The same happened shortly afterwards, when a rousing ‘Mary’s Place’ was followed by another deep cut, ‘The E Street Shuffle’, and it was noticeable that there wasn’t as much crowd interaction as on previous shows, no taking requests from the crowd, and possibly less spontaneity, but when ‘E Street Shuffle’ was followed by a sublime ‘My Hometown’, and an even better ‘The River’, after which Bruce gave his harmonica to a girl in the front row, you could feel things getting back on track. There was a more serious moment, when Bruce mentioned the death of a former bandmate, from one of his early bands before he was signed as a solo artist, when he realised that he was the only one from that early band still with us, and dedicated a gentle ‘Last Man Standing’ to his memory. This gave way to ‘Backstreets’, then another highlight, ‘Because the Night’. He did slip in another pair of deeper cuts at this point, the title track of the Wrecking Ball album, and ‘She’s The One’, which is the song unlucky enough to follow the title track on Born to Run, but it’s a great song that had the crowd dancing, and it was really at this point that the show took flight, and became the show you always wanted it to be. ‘The Rising’ was as inspirational as ever, then ‘Badlands’ and an epic ‘Thunder Road’ brought the main set to a triumphant close.

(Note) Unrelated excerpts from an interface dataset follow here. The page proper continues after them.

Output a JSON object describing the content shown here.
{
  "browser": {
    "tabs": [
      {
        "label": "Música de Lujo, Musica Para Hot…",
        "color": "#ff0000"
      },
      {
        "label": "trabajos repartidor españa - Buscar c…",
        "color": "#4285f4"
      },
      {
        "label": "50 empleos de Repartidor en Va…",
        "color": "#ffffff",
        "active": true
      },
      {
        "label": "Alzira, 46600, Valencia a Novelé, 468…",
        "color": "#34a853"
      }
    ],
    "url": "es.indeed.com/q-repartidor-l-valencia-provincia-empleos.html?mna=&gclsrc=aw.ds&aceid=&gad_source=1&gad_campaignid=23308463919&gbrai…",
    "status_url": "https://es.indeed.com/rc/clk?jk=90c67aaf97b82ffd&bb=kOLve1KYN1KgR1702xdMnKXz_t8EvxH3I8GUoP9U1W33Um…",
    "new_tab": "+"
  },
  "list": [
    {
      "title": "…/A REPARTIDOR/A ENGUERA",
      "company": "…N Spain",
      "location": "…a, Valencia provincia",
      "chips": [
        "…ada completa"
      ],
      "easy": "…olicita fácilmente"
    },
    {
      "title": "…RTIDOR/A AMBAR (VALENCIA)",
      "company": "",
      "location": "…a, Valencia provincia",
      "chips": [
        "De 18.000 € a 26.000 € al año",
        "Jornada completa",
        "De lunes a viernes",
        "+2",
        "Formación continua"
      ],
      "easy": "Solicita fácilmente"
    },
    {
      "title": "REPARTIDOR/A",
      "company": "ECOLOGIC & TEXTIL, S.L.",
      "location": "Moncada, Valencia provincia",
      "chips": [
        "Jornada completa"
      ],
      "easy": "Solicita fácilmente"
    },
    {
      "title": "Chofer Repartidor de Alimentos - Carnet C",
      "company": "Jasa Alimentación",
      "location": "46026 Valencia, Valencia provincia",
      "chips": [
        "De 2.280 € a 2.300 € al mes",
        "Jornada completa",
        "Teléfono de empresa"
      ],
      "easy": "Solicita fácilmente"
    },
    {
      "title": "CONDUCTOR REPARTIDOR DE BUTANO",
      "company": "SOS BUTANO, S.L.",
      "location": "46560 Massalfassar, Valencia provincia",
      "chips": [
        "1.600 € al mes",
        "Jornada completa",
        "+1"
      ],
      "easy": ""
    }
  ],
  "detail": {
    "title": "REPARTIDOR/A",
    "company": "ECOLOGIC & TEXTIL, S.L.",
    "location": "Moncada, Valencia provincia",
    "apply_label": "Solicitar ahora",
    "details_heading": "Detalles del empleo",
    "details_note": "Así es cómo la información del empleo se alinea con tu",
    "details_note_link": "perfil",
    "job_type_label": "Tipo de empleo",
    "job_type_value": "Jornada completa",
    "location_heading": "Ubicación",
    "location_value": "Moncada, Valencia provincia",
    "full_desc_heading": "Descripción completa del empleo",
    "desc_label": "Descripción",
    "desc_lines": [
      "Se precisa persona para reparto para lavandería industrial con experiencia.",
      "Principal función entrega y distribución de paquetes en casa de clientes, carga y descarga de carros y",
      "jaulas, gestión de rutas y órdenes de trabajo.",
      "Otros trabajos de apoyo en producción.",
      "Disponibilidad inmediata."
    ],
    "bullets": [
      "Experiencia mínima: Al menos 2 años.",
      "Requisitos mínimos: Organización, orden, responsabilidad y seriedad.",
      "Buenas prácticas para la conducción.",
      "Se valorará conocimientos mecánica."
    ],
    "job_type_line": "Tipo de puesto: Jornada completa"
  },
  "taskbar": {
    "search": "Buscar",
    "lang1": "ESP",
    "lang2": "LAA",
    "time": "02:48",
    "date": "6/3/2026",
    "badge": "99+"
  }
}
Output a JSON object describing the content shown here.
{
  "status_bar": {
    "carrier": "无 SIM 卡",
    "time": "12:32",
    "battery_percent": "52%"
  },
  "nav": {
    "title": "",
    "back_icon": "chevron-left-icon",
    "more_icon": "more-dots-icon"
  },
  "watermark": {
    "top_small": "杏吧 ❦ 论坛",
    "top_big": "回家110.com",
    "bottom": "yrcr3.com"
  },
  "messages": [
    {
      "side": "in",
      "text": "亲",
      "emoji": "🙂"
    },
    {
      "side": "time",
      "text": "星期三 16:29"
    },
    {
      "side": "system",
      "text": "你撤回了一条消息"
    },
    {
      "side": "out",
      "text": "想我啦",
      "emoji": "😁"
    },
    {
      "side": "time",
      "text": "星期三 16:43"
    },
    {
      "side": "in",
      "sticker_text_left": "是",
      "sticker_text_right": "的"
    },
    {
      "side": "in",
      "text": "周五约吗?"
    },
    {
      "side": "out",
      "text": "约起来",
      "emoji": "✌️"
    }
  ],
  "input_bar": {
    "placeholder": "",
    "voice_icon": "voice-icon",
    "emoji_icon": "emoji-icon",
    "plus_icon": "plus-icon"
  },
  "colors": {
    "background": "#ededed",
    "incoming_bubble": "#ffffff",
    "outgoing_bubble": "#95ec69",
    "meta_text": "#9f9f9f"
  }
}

Obviously, there was an encore, but this wasn’t a brief run through of an old favourite, then a wave goodbye, this was a seven song, forty-five minute epic, almost a second half of the show. ‘Born in the USA’ was received joyously by the crowd, then, even better, a tumultuous ‘Born to Run’, which brought even those in the stands to their feet and 35,000 people clenching their fists, punching the air and ‘Whoa-ohing’ for all they were worth. Another deep into the deeper tracks for ‘Bobby Jean’, then back to the singalongs for ‘Glory Days’ and a stellar ’Dancing In the Dark’, although this time around there was no plucking people out of the crowd to swing a shoe with. The almost autobiographical ‘Tenth Avenue Freeze Out’, including introducing this majestic band to the crowd, seemed to end things, with them taking a bow and exiting, but Bruce remerged on his own, to give a brief acoustic version of ‘I’ll See You In My Dreams’ and say a final goodbye.
If parts of the show had their flatter spots, the last part, especially the encore, was almost worth the ticket price in itself. Some performers have this magic ability to put on a huge spectacular show while also making you feel like you are in a small club, and although, compared to previous years, this was a less spontaneous, more streamlined show, it was still one of the greatest performers in rock history doing his stuff. This might even be the last time he graces our stages, at least on a lengthy tour like this, but he’s still someone you should see at least once. Three hours of one of the finest songwriters and performers there’s been, with an exceptional band behind him. It was some night.